In our seminar yesterday, we examined the moments of truth for our four customers; patients and their families, physicians, referral sources, and third party payors. We discussed what each type of wants from an effective home care company, and what they experience in our company.

There are four elements of an experience:

  • Esthetics - What does the customer experience with the five senses - sound, sight, touch, taste, smell?
  • Engagement - How is the customer engaged personally in the home health care experience?
  • Education - What does the customer learn during the experience?
  • Entertainment - What happens to the custome that is FUN? What's the entertainment value of the home health care experience?

What is the customer experience in your home health care company?

Non-medical Home Care aides the elderly during time of natural disasters

When catastrophe comes calling, seniors and family caregivers are among the most vulnerable, according to the American Red Cross and Home Instead Senior Care, the nation's largest provider of non-medical home care and companionship for the elderly.

"We saw firsthand during Hurricanes Katrina and Rita how seniors could be at greater risk than other demographic groups," said Victoria Melvin, preparedness expert for the American Red Cross.
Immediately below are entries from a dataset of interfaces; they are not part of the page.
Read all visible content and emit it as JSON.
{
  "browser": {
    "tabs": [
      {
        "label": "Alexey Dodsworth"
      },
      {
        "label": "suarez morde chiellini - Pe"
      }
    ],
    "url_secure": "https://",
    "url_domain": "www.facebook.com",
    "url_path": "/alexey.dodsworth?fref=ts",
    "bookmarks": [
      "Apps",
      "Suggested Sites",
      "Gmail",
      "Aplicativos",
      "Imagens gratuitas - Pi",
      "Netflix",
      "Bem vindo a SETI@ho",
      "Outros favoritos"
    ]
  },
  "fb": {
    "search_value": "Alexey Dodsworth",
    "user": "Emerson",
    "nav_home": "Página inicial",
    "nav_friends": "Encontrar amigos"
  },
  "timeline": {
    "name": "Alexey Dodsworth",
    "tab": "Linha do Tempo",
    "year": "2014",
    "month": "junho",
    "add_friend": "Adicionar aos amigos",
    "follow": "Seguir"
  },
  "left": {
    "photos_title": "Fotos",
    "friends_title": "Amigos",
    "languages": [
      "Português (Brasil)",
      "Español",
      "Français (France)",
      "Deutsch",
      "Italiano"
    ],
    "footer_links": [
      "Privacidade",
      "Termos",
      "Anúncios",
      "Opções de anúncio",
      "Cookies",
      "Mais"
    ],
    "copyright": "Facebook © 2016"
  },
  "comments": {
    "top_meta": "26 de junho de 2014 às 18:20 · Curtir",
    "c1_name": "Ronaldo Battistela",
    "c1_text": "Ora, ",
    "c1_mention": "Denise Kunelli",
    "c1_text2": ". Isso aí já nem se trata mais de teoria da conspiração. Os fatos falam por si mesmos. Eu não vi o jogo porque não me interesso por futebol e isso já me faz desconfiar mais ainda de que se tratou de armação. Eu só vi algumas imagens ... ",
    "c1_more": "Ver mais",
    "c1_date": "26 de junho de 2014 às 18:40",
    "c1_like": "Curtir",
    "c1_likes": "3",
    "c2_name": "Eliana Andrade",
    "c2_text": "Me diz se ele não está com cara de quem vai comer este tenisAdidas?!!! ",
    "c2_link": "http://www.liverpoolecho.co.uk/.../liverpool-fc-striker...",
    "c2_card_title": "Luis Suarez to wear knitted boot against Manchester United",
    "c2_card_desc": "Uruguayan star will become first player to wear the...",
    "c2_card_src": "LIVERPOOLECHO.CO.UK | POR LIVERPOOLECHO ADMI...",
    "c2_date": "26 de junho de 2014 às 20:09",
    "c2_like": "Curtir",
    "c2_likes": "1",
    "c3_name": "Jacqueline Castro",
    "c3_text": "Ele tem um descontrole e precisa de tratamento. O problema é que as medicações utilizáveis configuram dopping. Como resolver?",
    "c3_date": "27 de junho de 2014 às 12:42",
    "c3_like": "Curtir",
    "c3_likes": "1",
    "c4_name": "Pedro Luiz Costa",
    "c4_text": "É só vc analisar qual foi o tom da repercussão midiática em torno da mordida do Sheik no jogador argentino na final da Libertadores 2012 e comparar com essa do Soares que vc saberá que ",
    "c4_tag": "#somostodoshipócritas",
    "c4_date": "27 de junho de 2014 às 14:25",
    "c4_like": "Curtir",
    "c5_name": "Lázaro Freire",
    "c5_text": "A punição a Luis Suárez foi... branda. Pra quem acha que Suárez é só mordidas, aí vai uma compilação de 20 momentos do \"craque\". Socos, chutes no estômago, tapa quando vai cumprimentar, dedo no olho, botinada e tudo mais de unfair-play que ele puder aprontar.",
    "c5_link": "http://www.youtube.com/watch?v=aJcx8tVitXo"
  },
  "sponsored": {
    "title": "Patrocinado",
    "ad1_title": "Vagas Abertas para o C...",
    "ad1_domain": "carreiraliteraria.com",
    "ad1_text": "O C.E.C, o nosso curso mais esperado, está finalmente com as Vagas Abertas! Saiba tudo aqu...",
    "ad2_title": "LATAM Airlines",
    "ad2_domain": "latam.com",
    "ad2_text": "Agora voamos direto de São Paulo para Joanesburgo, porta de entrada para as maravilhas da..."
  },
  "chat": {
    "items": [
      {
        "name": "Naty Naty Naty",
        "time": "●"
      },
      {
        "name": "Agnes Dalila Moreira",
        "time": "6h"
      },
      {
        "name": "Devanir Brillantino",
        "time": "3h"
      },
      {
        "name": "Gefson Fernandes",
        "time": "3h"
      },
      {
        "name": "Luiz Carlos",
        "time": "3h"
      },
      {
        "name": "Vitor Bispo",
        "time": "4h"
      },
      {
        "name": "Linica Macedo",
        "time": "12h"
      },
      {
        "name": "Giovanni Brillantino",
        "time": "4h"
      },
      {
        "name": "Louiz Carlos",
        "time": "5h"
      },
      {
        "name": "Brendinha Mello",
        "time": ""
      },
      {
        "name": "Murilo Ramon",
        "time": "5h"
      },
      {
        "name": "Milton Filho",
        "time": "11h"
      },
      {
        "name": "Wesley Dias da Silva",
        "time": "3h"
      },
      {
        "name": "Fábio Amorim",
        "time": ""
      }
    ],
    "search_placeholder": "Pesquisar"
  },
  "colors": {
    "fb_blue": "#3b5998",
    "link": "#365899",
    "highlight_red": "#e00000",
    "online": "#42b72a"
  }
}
About two-thirds of the 623 victims of Hurricane Katrina identified so far from the New Orleans area were over 60, according to the Louisiana Department of Health and Hospitals.
"But it's not just hurricanes. Natural disasters impact seniors and their families in various ways throughout the country each year," Ms. Melvin added.
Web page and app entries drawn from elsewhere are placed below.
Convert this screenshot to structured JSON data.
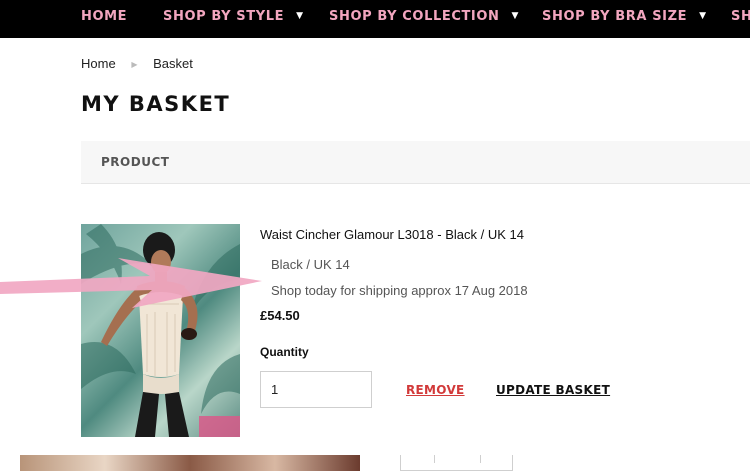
{
  "nav": {
    "items": [
      {
        "label": "HOME",
        "has_dropdown": false
      },
      {
        "label": "SHOP BY STYLE",
        "has_dropdown": true
      },
      {
        "label": "SHOP BY COLLECTION",
        "has_dropdown": true
      },
      {
        "label": "SHOP BY BRA SIZE",
        "has_dropdown": true
      },
      {
        "label": "SH",
        "has_dropdown": false
      }
    ],
    "caret_glyph": "▼",
    "text_color": "#f2a6bf",
    "background_color": "#000000"
  },
  "breadcrumb": {
    "home": "Home",
    "separator_glyph": "▶",
    "current": "Basket"
  },
  "page_title": "MY BASKET",
  "table": {
    "header_product": "PRODUCT"
  },
  "item": {
    "title": "Waist Cincher Glamour L3018 - Black / UK 14",
    "variant": "Black / UK 14",
    "shipping": "Shop today for shipping approx 17 Aug 2018",
    "price": "£54.50",
    "quantity_label": "Quantity",
    "quantity_value": "1",
    "remove_label": "REMOVE",
    "update_label": "UPDATE BASKET"
  },
  "colors": {
    "accent_pink": "#f2a6bf",
    "remove_red": "#d23a3a"
  }
}
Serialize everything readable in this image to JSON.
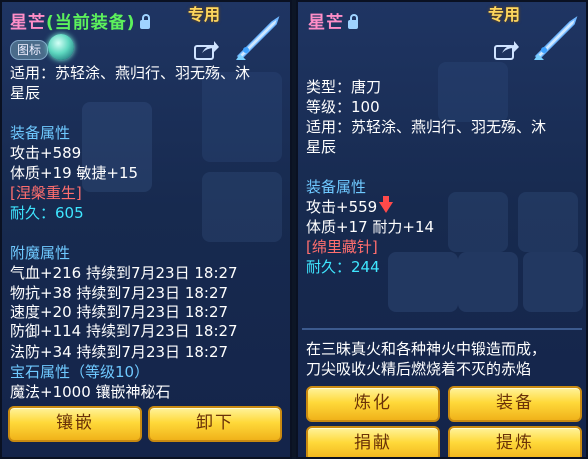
{
  "left": {
    "title_name": "星芒",
    "title_equipped": "(当前装备)",
    "exclusive": "专用",
    "icon_tag": "图标",
    "lines": [
      "适用：苏轻涂、燕归行、羽无殇、沐",
      "星辰"
    ],
    "equip_attr_title": "装备属性",
    "attack": "攻击+589",
    "stats": "体质+19 敏捷+15",
    "refine": "[涅槃重生]",
    "durability": "耐久：605",
    "enchant_title": "附魔属性",
    "enchant": [
      "气血+216 持续到7月23日 18:27",
      "物抗+38 持续到7月23日 18:27",
      "速度+20 持续到7月23日 18:27",
      "防御+114 持续到7月23日 18:27",
      "法防+34 持续到7月23日 18:27"
    ],
    "gem_title": "宝石属性（等级10）",
    "gem_attr": "魔法+1000 镶嵌神秘石",
    "btn_inlay": "镶嵌",
    "btn_unequip": "卸下"
  },
  "right": {
    "title_name": "星芒",
    "exclusive": "专用",
    "type": "类型：唐刀",
    "level": "等级：100",
    "lines": [
      "适用：苏轻涂、燕归行、羽无殇、沐",
      "星辰"
    ],
    "equip_attr_title": "装备属性",
    "attack": "攻击+559",
    "stats": "体质+17 耐力+14",
    "refine": "[绵里藏针]",
    "durability": "耐久：244",
    "desc": [
      "在三昧真火和各种神火中锻造而成，",
      "刀尖吸收火精后燃烧着不灭的赤焰"
    ],
    "btn_refine": "炼化",
    "btn_equip": "装备",
    "btn_donate": "捐献",
    "btn_extract": "提炼"
  },
  "colors": {
    "name_pink": "#ff8ec8",
    "equipped_green": "#5cf15c",
    "section_blue": "#6fc9ff",
    "refine_red": "#ff6e6e",
    "durability_cyan": "#3fe6ff",
    "exclusive_gold": "#ffd75e",
    "button_gold": "#ffd93a"
  },
  "icons": [
    "lock-icon",
    "share-icon",
    "weapon-icon",
    "orb-icon",
    "arrow-down-icon"
  ]
}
"At the local level, we know that a disaster can be deadly for some seniors because of physical and other limitations," said Gary Leiter, owner of the Home Instead Senior Care office in East Providence and East Greenwich RI. "That's why we're always ready to help seniors prepare for any kind of emergency that could threaten their health or safety."

Some recent examples, according to Home Instead Senior Care:
  • A CAREGiver in Indiana rode out a killer tornado with a senior in her home, comforting her until the danger passed.
  • When a massive blizzard hit Colorado, a CAREGiver traversed dangerous streets to make sure an older adult had everything she needed to survive.
  • A Home Instead Senior Care franchise owner and his CAREGiver team canvassed New York City checking on their senior clients when a blackout shut down.
  • During Hurricane Katrina, a CAREGiver drove a senior client with Alzheimer's disease to Georgia for two weeks to escape the onslaught of the storm.

Thursday, March 02, 2006

What if you went to work and ...

Elizabeth and I went to the last University of Louisville home basketball game this evening. It was the final home game for our sole retiring senior, Taquan Dean.

Before the game, Coach Rick Pitino led a celebration of Taquan and his family before the sold out crowd at Freedom Hall. He began by saying ...

"What if you went to work every day and you had an employee who
  • shows up early every day
  • never calls in sick
  • gives you 100% every day
  • when you give him credit, he passes it on to his team mates
  • is a leader on the court and off

This is our team leading player, Taquan Dean."

The coach never mentioned his won and loss record, his record as the all time three point shooter a U of L, or his other statistics. He focused on Taquan the person.

As we listened to Coach Pitino talk about his retiring player, Elizabeth said to me, "There's a story for your BLOG." This is not a sport story. It's a leadership story.

What would it be like if you have a home health agency full of Taquan Deans who ...

  • show up early every day
  • never call in sick
  • gives you 100% every day
  • when you give them credit, they pass it on to their team mates?

You'd have a superstar home health agency.

It's possible. It starts with recruiting and selecting the right players. Developing a clear game plan. Teaching and coaching your home care team. Measuring performance every day and giving immediate feedback. Being their biggest cheerleader.

I know many of you get upset with me when I use sports analogies in my presentations. But I find there are real lessons to be learned form championship sports teams. So get over it already! Quit taking yourself so seriously. Have some FUN! and Play to WIN!